Gather every line from the entries below that includes "icon".

Element data from apps and pages:
──────

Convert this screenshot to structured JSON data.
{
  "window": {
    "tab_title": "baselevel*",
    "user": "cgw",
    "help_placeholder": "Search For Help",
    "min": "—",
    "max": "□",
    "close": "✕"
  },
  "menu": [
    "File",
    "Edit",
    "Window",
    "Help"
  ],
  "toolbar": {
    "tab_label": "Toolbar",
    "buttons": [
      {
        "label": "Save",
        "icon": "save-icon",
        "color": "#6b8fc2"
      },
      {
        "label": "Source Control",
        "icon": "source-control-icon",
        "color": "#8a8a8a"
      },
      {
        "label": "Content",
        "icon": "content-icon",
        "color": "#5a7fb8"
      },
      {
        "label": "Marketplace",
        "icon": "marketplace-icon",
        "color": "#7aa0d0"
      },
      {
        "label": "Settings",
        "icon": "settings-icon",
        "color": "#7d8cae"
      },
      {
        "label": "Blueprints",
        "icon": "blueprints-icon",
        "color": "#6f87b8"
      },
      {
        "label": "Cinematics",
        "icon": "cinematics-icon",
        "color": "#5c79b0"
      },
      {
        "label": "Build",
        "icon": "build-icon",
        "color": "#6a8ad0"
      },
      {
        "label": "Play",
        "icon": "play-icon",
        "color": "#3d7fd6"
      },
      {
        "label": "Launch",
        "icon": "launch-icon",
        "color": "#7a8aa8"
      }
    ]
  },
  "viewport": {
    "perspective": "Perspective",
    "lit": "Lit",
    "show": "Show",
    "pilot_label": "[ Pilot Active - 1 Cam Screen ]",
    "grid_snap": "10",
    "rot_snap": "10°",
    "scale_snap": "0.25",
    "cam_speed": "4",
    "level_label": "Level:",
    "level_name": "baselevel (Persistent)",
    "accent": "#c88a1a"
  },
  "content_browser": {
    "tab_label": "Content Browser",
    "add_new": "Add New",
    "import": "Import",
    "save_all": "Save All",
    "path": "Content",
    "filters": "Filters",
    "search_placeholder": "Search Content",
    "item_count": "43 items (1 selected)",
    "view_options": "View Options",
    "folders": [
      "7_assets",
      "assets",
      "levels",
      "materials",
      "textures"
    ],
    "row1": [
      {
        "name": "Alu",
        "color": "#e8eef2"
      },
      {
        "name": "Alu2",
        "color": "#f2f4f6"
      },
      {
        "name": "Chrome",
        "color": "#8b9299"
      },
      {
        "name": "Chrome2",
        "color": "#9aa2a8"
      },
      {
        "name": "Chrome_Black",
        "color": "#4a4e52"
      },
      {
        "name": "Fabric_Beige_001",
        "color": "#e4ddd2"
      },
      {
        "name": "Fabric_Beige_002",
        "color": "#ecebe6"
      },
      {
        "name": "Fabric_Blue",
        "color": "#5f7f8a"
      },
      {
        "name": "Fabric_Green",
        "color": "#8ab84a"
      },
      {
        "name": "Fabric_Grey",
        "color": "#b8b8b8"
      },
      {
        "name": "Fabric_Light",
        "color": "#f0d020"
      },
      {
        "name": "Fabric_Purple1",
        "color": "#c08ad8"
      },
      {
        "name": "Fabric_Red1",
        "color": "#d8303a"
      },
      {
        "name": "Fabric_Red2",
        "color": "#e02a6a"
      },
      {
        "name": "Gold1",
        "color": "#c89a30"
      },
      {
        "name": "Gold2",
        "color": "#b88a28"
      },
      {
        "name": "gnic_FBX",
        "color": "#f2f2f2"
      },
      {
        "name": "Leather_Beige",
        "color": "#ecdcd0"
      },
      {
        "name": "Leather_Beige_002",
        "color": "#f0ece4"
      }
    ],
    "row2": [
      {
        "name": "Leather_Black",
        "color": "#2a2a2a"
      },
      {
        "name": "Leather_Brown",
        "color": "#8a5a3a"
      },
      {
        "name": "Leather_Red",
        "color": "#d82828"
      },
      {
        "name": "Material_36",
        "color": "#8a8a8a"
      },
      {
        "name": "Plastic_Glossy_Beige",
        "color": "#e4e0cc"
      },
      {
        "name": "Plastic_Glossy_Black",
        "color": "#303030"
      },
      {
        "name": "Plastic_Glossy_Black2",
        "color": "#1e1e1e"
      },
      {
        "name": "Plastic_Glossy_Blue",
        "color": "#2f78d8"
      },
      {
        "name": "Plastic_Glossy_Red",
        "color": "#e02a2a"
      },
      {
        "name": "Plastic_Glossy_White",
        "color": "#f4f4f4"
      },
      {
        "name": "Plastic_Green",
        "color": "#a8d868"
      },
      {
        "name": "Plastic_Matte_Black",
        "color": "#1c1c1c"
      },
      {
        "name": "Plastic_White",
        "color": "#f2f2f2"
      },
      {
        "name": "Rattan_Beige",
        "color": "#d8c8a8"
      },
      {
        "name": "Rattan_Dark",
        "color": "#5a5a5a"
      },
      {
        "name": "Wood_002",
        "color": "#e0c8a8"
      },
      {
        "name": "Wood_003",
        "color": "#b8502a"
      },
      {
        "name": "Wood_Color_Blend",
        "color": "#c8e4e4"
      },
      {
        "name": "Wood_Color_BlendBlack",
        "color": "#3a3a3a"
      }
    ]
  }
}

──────

Completed exercise:
        "icon": "save-icon",
        "icon": "source-control-icon",
        "icon": "content-icon",
        "icon": "marketplace-icon",
        "icon": "settings-icon",
        "icon": "blueprints-icon",
        "icon": "cinematics-icon",
        "icon": "build-icon",
        "icon": "play-icon",
        "icon": "launch-icon",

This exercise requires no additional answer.